  17. L. Wu, X. Su, and P. Shi, “Sliding mode control with bounded L2 gain performance of Markovian jump singular time-delay systems,” Automatica, vol. 48, no. 8, pp. 1929–1933, 2012. View at Publisher · View at Google Scholar · View at MathSciNet
  18. L. Wu, W. X. Zheng, and H. Gao, “Dissipativity-based sliding mode control of switched stochastic systems,” IEEE Transactions on Automatic Control, vol. 58, no. 3, pp. 785–791, 2012. View at Google Scholar
  19. L. Wu, C. H. Wang, and Q. Zeng, “Observer-based sliding mode control for a class of uncertain nonlinear neutral delay systems,” Journal of the Franklin Institute, vol. 345, no. 3, pp. 233–253, 2008. View at Publisher · View at Google Scholar · View at Zentralblatt MATH · View at MathSciNet
  20. Z. He, J. Wu, and G. Sun, “State estimation and sliding mode control of uncertain switched hybrid systems,” International Journal of Innovative Computing, vol. 8, no. 10, pp. 7143–7156, 2012. View at Google Scholar
  21. I. R. Petersen, “A stabilization algorithm for a class of uncertain linear systems,” Systems & Control Letters, vol. 8, no. 4, pp. 351–357, 1987. View at Publisher · View at Google Scholar · View at Zentralblatt MATH · View at MathSciNet
  22. T. Iwasaki and R. E. Skelton, “All controllers for the general H control problem: LMI existence conditions and state space formulas,” Automatica, vol. 30, no. 8, pp. 1307–1317, 1994. View at Publisher · View at Google Scholar · View at Zentralblatt MATH · View at MathSciNet

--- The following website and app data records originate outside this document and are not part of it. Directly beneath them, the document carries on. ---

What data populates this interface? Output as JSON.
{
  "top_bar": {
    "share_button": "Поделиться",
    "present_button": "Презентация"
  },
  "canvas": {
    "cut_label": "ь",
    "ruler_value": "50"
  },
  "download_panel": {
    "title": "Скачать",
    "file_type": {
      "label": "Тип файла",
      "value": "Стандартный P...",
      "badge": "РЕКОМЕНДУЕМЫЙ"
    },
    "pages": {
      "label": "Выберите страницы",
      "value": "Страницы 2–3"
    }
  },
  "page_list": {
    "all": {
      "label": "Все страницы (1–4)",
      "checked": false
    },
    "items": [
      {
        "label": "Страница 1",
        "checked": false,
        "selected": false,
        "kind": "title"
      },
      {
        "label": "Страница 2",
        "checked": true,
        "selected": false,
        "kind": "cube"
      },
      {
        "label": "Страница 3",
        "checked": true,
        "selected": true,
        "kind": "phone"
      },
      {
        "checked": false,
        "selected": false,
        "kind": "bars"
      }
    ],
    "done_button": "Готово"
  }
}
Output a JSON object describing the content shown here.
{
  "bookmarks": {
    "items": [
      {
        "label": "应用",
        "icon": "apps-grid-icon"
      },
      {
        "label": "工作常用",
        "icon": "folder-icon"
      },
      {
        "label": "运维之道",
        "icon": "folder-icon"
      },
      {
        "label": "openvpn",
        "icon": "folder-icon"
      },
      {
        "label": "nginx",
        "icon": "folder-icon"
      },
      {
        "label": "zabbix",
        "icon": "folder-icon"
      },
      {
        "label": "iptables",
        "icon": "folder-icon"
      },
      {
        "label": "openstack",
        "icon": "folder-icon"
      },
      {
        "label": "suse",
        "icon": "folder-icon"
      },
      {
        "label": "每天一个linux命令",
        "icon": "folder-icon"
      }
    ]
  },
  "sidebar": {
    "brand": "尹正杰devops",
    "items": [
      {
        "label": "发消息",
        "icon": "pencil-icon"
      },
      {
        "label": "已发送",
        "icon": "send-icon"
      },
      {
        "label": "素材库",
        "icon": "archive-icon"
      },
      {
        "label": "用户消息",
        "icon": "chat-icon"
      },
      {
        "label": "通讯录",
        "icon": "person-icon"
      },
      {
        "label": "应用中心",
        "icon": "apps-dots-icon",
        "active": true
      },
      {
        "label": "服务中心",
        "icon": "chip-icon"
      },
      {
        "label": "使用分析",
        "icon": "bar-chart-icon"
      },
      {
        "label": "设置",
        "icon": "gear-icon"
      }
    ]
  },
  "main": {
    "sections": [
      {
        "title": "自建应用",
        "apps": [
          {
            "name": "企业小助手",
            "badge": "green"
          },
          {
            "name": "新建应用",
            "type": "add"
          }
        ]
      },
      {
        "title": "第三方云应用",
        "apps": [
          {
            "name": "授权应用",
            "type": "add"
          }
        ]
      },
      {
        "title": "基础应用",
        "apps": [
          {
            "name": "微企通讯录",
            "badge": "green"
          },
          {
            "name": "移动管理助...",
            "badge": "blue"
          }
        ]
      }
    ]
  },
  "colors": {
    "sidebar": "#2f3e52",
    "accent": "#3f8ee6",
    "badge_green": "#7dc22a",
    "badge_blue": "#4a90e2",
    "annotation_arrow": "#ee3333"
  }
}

  23. H. H. Choi, “Variable structure control of dynamical systems with mismatched norm-bounded uncertainties: an LMI approach,” Inernational Journal of Control, vol. 74, no. 13, pp. 1324–1334, 2001. View at Google Scholar
  24. C. Edwards, A. Akoachere, and S. K. Spurgeon, “Sliding-mode output feedback controller design using linear matrix inequalities,” IEEE Transactions on Automatic Control, vol. 46, no. 1, pp. 115–119, 2001. View at Publisher · View at Google Scholar · View at Zentralblatt MATH · View at MathSciNet
  25. L. Wu, P. Shi, and H. Gao, “State estimation and sliding-mode control of Markovian jump singular systems,” IEEE Transactions on Automatic Control, vol. 55, no. 5, pp. 1213–1219, 2010. View at Publisher · View at Google Scholar · View at MathSciNet
  26. M. Liu, P. Shi, L. Zhang, and X. Zhao, “Fault-tolerant control for nonlinear Markovian jump systems via proportional and derivative sliding mode observer technique,” IEEE Transactions on Circuits and Systems I, vol. 58, no. 11, pp. 2755–2764, 2011. View at Publisher · View at Google Scholar · View at MathSciNet
  27. L. Ma, F. Da, and K.-J. Zhang, “Exponential H filter design for discrete time-delay stochastic systems with Markovian jump parameters and missing measurements,” IEEE Transactions on Circuits and Systems I, vol. 58, no. 5, pp. 994–1007, 2011. View at Publisher · View at Google Scholar · View at MathSciNet